Last night I attended my first theater production of 2011 - In the Heights. And I must say that the bar has been set pretty high for the rest of the shows I will see this year. In the Heights won the Tony for best musical in 2008. It also won best choreography, best score and best orchestration (not really sure what that means) but I can say that I loved the songs and the choreography was out of this world. More on all that in a minute.
I didn't really know anything about this show aside from what I had read in a small article in the Providence Journal which stated that the show was about a immigrant living in the Washington Heights section of NYC who wanted to get back to the Dominican Republic. Well, that's unexpected. And I had seen a few commercials on TV that featured bits of song. Neither of these made me all that excited to see the show, but I have a season subscription so I went. And it blew me away.
As soon as I entered the theater I was impressed with the set. It showed a street corner in the neighborhood with shops at street level and apartments above. And in the background was the George Washington Bridge. It was an elaborate and very creative set.
The music was upbeat and exciting and the songs were all vibrant and most were energetic. Many of the songs had a rap like beat and phrasing, but were not set to what I would call rap music. It was very cleverly done as a way to keep the flavor of the Hispanic, urban neighborhood. The set and the music reminded me a lot of Rent in style and look.
There were many dance numbers in which the stage was filled with the entire cast. These weren't your traditional dance routines where everyone on stage is doing the same thing at the same time and basically remaining in their own space throughout the dance. The dancers were all moving all over the stage, exiting at times and coming back from other entrances. And all the dancers were moving in and out of each other and all over the stage. It's hard to describe, but it was as though there were many dances going on at once that formed a cohesive whole. I loved it! It was very exciting to watch.
And the story is so much more than one young man's desire to go back to the land of his family. It's so much more complex than that. It's multi-layered and I found myself identifying with it on so many levels. Definitely not something I was expecting from the little I knew about the show.

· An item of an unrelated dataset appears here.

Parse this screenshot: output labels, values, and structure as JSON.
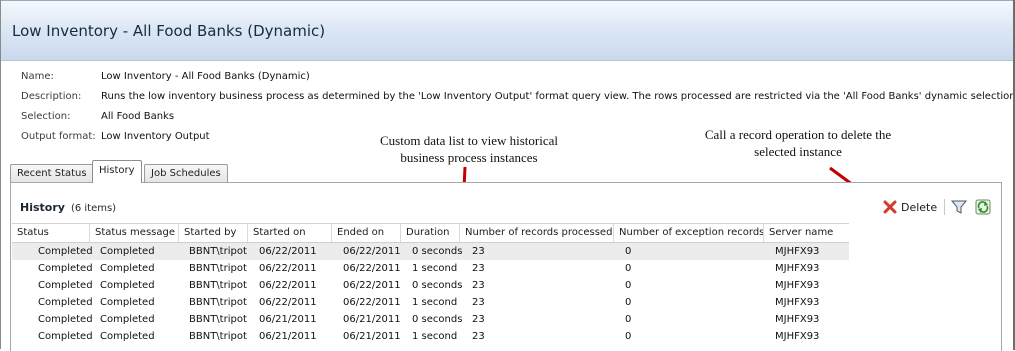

I'm going to talk about the plot elements in a more specific way now, so if you think you are going to see the show and don't want to be spoiled, you should probably stop reading now because I'm definitely going to reveal some plot points.
As I said, there are so many layers to the story and I could relate on a few different levels. One of the subplots of the story is that Nina has returned from her freshman year at Stanford and hasn't told anyone yet that she dropped out. When her parents find out they are shocked, but they comfort Nina and tell her that she can always rely on them and that she can always come home when she is struggling. Of course this had me in tears as I immediately related it to my own daughter being away at college and how I always want her to know that if she needs it, we will always provide her with a soft place to land.
I could relate to Nina on another level as well. Nina expresses how badly she feels that she was not successful at Stanford, that she was the hope of her whole neighborhood, that everyone was expecting her to be a success and change the world. And that she was not up to the task. She eloquently expresses the pressure she feels as the first person in her family to go to college and what a huge responsibility that is for her. Like Nina, I was the first person in my family to go to college and while I didn't grow up in an impoverished neighborhood where everyone was looking to me to succeed, I did grow up with limited means in a affluent town and I knew that an education was my ticket to a better life. I was definitely too naive at the time to realize what it meant to be the first person in my family to go to college, but in retrospect I can appreciate what that means - for myself and for my family. I'm grateful I wasn't aware of it at the time, but listening to Nina last night it made me realize what it meant to my family that I was going off to college - far from home.
And lastly, I related most emotionally to the special role that Abuela Claudia filled in the lives of the people in the neighborhood. She may not have been everyone's grandmother, but she was the support system for all of them. She was the one who saved mementos of everyone's successes. And she was the one who provided the quiet, wise and nurturing support that they all needed. We all know people like this. The one person who is always in our corner. Quietly cheering us on as we reach for our goals. Or offering gentle words of wisdom when we seem lost and unsure. Even when they are disappointed in us, they have a way of letting us know that without being harsh or unkind. My own grandparents were just this type influence in my life. And Abuela Claudia's relationship with Nina and the other young people in her neighborhood reminded me of my own grandparents's loving support and comforting presence in my life. How does one become such a person? Because that's the person I want to be. Does it only happen with age? Because it does seem like these people are usually older. I hope that maybe with age I will become this type of person for my own children or grandchildren - and others in my life. I'm not sure how that happens, but I sure hope it happens to me.
**** OK, it's safe to read again****
**** OK, it's safe to read again****
If In the Heights comes to a theater near you and you are thinking about going, I highly recommend it. As a matter of fact, I'd really like to see it again, just so I can process it more. There's a lot going on and a lot to it and I'm sure I would get even more out of it a second time. It's that good!